Amid declining living standards and a terrible security situation, Hondurans go to the polls on Nov. 24 to elect a new president, national legislature, and local officials, plus representatives to the Central American Parliament (PARLACEN). So far, Xiomara Castro de Zelaya, wife of former President Manuel Zelaya, is leading the presidential polls.
Manuel Zelaya was elected as the Liberal Party's candidate in 2005. During his administration, Honduras became part of the DR-CAFTA, a free trade bloc that ties small Central American countries (Guatemala, Honduras, El Salvador, Nicaragua and Costa Rica) plus the Dominican Republic to the United States in a manner favorable the interests of multinational corporations. However, Zelaya had his country also join PETROCARIBE, a regional petroleum market that greatly advantages the poorer countries of the Caribbean and Central America, and ALBA (Bolivarian Alliance for Our America), in which Venezuela, Cuba, Ecuador and Bolivia are the leading states.
Zelaya carried out internal economic reforms including raising the minimum wage and implementing land reform. When he tried to carry out a referendum on holding a mass-participation constituent assembly to debate constitutional changes, he was overthrown by the military and sent into exile, on June 28, 2009. Businessman Roberto Micheletti was installed as interim president, and there followed a long conflict between Zelaya's working class and low-income support base and the military and police. In November 2009, with police and soldiers in the streets repressing Zelaya supporters, an election of shaky validity was carried out, bringing to the presidency Porfirio Lobo, of the right wing National Party.
Although President Obama originally denounced the coup, Secretary of State Hillary Clinton strove to legitimize the electoral farce. The new government pulled Honduras out of ALBA and PETROCARIBE (though Honduras rejoined PETROCARIBE in May 2013).
Honduras under Lobo has known neither prosperity nor peace. It has the highest murder rate in the world. Many of the killings are political. Peasant leaders, activist women, journalists, attorneys and youth activists have been subject to threats, attacks and murder, sometimes involving security personnel. In the Bajo Aguan region, local farmers have been locked in a conflict with the wealthy and powerful Facussé family, who uses the land to grow African palms for the international market. President Zelaya had promised a new land distribution, which his successors blocked. Since the coup, 89 poor farmers have been murdered in the course of the dispute.
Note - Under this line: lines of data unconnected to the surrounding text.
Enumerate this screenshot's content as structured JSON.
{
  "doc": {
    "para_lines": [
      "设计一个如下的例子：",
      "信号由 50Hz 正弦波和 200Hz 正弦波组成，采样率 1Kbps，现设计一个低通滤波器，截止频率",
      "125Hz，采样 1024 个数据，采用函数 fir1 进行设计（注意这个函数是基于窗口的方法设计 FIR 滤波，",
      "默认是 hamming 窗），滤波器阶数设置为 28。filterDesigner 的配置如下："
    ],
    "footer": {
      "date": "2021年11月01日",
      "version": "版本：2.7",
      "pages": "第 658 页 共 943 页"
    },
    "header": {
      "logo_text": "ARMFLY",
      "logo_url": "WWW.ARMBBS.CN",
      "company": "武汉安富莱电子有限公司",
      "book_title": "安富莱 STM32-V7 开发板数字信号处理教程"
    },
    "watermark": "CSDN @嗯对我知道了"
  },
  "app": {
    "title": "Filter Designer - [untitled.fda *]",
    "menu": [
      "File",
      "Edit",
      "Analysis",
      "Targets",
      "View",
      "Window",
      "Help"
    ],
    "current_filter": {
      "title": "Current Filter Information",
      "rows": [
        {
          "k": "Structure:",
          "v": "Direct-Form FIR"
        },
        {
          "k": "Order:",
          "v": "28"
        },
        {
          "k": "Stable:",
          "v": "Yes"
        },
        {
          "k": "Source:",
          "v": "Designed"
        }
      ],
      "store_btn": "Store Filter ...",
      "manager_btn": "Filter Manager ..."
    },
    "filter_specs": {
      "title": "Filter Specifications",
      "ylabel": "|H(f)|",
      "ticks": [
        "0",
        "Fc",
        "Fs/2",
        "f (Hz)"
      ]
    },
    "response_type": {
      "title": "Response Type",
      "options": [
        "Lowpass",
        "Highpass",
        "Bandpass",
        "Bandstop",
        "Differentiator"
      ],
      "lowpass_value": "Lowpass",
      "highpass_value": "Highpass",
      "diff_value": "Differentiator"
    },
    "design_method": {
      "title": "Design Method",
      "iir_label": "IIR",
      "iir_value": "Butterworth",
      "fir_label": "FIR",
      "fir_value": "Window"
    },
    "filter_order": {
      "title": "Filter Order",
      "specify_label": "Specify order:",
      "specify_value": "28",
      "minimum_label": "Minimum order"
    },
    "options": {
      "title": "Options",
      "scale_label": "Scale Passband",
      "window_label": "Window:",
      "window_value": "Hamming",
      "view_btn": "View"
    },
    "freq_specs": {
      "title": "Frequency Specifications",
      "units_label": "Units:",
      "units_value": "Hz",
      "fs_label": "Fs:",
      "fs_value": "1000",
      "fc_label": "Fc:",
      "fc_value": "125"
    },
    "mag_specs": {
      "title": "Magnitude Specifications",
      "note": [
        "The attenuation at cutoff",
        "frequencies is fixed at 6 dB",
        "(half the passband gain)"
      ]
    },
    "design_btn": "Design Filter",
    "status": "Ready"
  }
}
Persecution of Honduras' Native American, Afro-Honduran and Garífuna communities is also intense. Currently, there is a major movement to defend Berta Cáceres, a leader of the Lenca indigenous people and coordinator of COPINH (Civil Council of Popular and Indigenous Organizations of Honduras) who is facing prison on trumped up charges because of her role in opposing a dam project which will harm the economy of her people. The gay-lesbian-transgendered community has been especially impacted.
The neoliberal policy of production for export based on rock-bottom cheap labor has been a godsend for transnational corporations, but has been hard on workers. Last month it was revealed by their union that workers in one manufacturing plant of the Kyungshin-Lear corporation are denied adequate bathroom breaks and thus have to wear diapers on the job.
Xiomara Castro de Zelaya is the presidential candidate of the LIBRE (Freedom and Renovation) Party, which grew out of the resistance to the coup that ousted her husband. She promises, if elected, to return to his progressive policies. Social welfare projects that he started, and which the Micheletti and Lobo governments stopped, will be re-initiated. Honduras will return to ALBA. And she will renew push for a constituent assembly.
President Lobo's National Party has nominated Juan Orlando Hernandez, the president of the Honduran Congress. The Liberal Party, which was badly split by the 2009 coup, has nominated Mauricio Villeda Bermudez, son of a former president. But both these traditional old Honduran parties are running behind Xiomara Castro and also Salvador Nasralla of the brand new Anti-Corruption Party. Nasralla, a TV personality, may end up in second place after Castro. General Romeo Vazquez Velazquez, the military officer who overthrow Zelaya, is running as the candidate of the Patriotic Party, also on the right. Three other parties are also running candidates.
Honduras does not have a run-off system for presidential elections, so the best bet is that Xiomara Castro, whose polling has been about 28 percent, will win. The National and Liberal Parties will likely be severely punished for their role in the coup and its aftermath.
Candidates and campaign workers for LIBRE are facing harassment and violence. The military is a very visible presence. If Xiomara Castro's lead continues, the same forces which overthrew her husband will try to stop her by fair means or foul.
Progressives say Americans should insist that the U.S. government and political leadership of both major parties keep their hands off the Honduran election.
Photo: Xiomara Castro de Zelaya speaks with reporters. honduraselogoali.blogspot.com